Have you played Heavy Rain yet? I haven't played it myself (no PS3), but the kind of elliptical dialogue you speak of seems like it would be more at home in a game like that.

I think the conversation as puzzle mechanic could be really interesting and something that the indie game folks could probably do something neat with. Good idea.

By Blogger The Kemp, at 2:05 PM  

There's a bit of a puzzle to buttering up merchants in Oblivion.

I think the major problem with Mass Effect 2 is that they want you to swallow so much exposition at the beginning, rather than keeping things focused at the beginning and letting you get chatty in the "2nd Act" of the game.

I'm afraid to skip exposition dialog at the beginning because I need loyalty and renegade points and etc. But as I go through all the options the writer in me is screaming "GET ON WITH IT."

By Blogger Scot Boyd, at 6:43 PM  

I know you're really asking about video games, but in the pen-and-paper role-playing games that use the Gumshoe system by Robin D. Laws, investigation works exactly that way: some characters can't be intimidated, but they're subject to flattery or flirting, while others need to hear cop-talk, or they'll open up if you go through the right beauracratic channels... the trick is to figure out what's driving that character and pick the right approach.

By Blogger Steve, at 9:50 AM  

Have you tried the original Secret of Monkey Island (1 and 2) ?
The conversations are pretty much puzzle all the time, you have to find the right embranchement and say the right thing at the right moment in order to convince someone to do something or to give you something.

It's much less dull than in Mass Effect, where as you say, you pretty much know paragon or renegade options always lead to success, you're just choosing if you want "nice guy" or "bad ass" points. Which is kind of lame and unimmersive actually. I would much prefer new paragon or renegade options to appear in no particular option with no particular placement, so that you actually have to think about what you're gonna say to determine the potential outcome.
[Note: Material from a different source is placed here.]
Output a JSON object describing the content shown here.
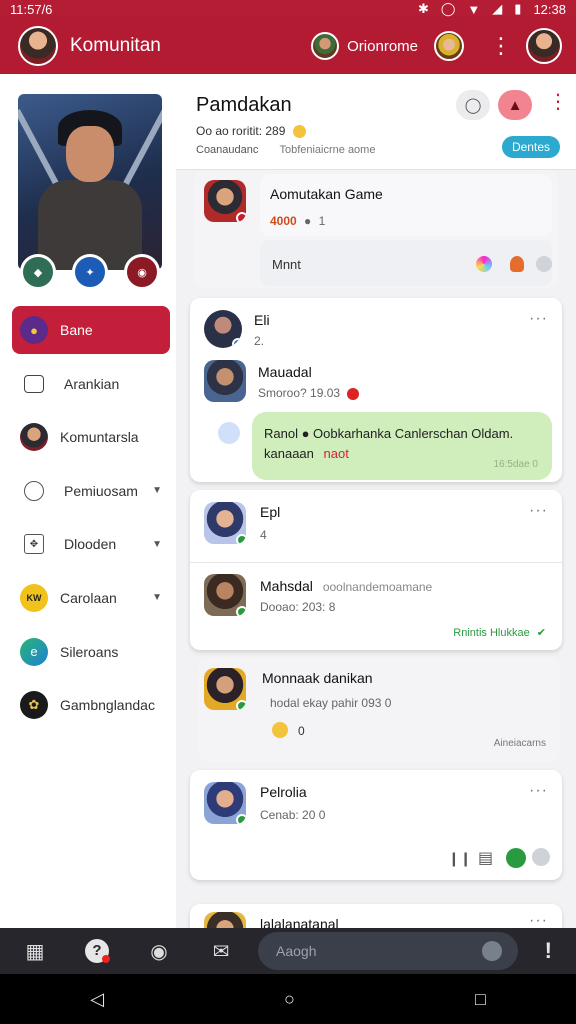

To me this is an example of game design holding itself back because of a desire from the game designers to classify thing too much and let the player see and understand too clearly the classifications of their action. Someone coming from the movies would probably want to hide this from the player.

By Blogger Nino Mojo, at 9:54 AM  

A big fan of gaming, I can say I was hoping for more from Mass Effect 2's speech system (especially when it's suppose to be one of the series' biggest bulletpoints). Ideally, I'd love to have confrontations be more of a verbal tennis match, but this would mean a much more organic AI and I think we're far from that. Instead, we'll be stuck with 'Angelic Response A', 'Don't Care Response B' and 'I'm Such a Badass Response C'.
Nino Mojo is right though - Monkey Island was loads of fun when it came to dialogue.

By Blogger Matthew, at 4:23 PM  

Heavy Rain is the game you want to play. Only available on the PS3. Once you go a certain way with the dialog there is no doing over or turning back. Each time you play you have the opportunity to change the game and the ending. Very advanced dialog system. More of a choose your own adventure style of game. Dialog is determined by reaction time, so you don't get a lot of time to decide how you want to interact with a character.
As this type of game advances, it will be for gamers who like the story driven games like Mass Effect.

By Blogger Eric Cattani, at 10:34 PM  

Post a Comment

Back to Complications Ensue main blog page.



This page is powered by Blogger.